The next video in this series goes into repairing a broken latch relay.

The backplane (bottom panel) is typically held in place by a few specific things that need to be un-bolted before it can be removed: Several bolts on the panel itself, then some Jones plugs that attach to the wiring harness going to the playfield and backbox, then the power button, and finally, the board holding the tilt/plumb bob and Jones plug going to the coin door.
The tilt board is removed with a few screws, then detach the coin door Jones plug.
Also don’t forget the power cable has to go too, which may require unbolting the head to pull it through the inside.

Diagnosing gameplay issues on EM pinball machines (Target Pool)

This is a fun video that I think is quite informative. I go over the process of how I discovered a feature in the game was not working. It’s a good example of how even supposedly “fully-working” games are often not fully working and many people don’t realize.

So what do you do when you discover a play feature isn’t working? I go over how we can diagnose and identify/fix the problem, even without having schematics. Check it out!

Pinball Showcase: 1969 Gottlieb “Target Pool”

This is a very fun game that I recently dragged back to my house to work on. It was being a bit cranky and I finally got a chance to fiddle with it and get it working. I’m still tweaking it but wanted to do some gameplay videos. I forgot how really fun this game is. It’s all about nudging. This is one of the best games to learn the subtle art of nudgng on and widely regarded in pinball collection circles. Come see what the fuss is about..

Announcing a new series: Pinball Features – Episode 1: TILT!

As more and more people discover the joy of playing pinball, I find myself getting more basic/general questions, and this seems like a good time to launch a new series I’m calling, “Pinball Features”. Each video will focus on a certain element of pinball and offer some basic information on this feature/component of pinball. While this is geared for laypeople, I hope that regardless of your skill level, you may find it informative.

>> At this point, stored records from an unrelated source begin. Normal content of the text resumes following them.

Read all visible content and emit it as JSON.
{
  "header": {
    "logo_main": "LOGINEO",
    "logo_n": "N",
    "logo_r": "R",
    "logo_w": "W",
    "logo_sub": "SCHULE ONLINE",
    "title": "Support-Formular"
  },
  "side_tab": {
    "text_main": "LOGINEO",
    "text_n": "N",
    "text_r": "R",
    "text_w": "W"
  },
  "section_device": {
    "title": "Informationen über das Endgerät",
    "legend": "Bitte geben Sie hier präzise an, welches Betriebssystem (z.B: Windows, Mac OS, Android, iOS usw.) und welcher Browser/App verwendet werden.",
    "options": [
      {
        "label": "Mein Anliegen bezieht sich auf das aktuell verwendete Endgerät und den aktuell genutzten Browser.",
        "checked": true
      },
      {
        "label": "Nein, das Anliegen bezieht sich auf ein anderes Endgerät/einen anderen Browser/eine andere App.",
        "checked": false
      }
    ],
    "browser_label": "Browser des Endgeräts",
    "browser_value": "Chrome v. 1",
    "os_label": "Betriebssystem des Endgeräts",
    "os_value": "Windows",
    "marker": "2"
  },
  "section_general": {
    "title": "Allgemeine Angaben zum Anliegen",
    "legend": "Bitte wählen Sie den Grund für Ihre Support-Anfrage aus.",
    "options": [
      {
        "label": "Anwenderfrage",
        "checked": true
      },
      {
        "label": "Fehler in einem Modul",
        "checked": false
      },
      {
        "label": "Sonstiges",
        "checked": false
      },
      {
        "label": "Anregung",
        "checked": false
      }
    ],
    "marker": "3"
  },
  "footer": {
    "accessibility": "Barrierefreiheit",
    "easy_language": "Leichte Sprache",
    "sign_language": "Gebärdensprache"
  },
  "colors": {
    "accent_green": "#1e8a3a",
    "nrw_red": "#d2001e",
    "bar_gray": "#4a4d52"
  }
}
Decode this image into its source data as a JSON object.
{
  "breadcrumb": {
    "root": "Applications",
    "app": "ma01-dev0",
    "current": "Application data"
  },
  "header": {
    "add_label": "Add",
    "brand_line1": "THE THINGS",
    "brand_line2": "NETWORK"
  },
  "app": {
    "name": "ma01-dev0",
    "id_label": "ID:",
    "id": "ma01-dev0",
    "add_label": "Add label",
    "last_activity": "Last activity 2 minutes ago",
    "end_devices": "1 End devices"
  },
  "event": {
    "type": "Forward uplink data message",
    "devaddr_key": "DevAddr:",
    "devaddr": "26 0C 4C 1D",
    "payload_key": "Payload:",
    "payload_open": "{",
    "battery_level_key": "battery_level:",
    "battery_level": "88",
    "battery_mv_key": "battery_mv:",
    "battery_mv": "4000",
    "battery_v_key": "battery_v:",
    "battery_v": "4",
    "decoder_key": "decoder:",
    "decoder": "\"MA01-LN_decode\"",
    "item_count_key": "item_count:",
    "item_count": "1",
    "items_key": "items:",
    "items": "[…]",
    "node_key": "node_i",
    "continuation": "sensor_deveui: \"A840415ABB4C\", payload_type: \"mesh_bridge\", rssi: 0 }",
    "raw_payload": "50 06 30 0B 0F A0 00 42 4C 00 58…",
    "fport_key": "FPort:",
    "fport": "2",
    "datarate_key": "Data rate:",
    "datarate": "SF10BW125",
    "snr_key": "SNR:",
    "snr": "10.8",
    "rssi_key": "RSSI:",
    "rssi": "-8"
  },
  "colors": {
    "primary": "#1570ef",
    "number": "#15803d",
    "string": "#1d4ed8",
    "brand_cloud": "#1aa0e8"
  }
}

The first episode is dedicated to the Tilt Mechanism. I go into how it works, why it’s there and the different types of tilt devices found in pinball machines.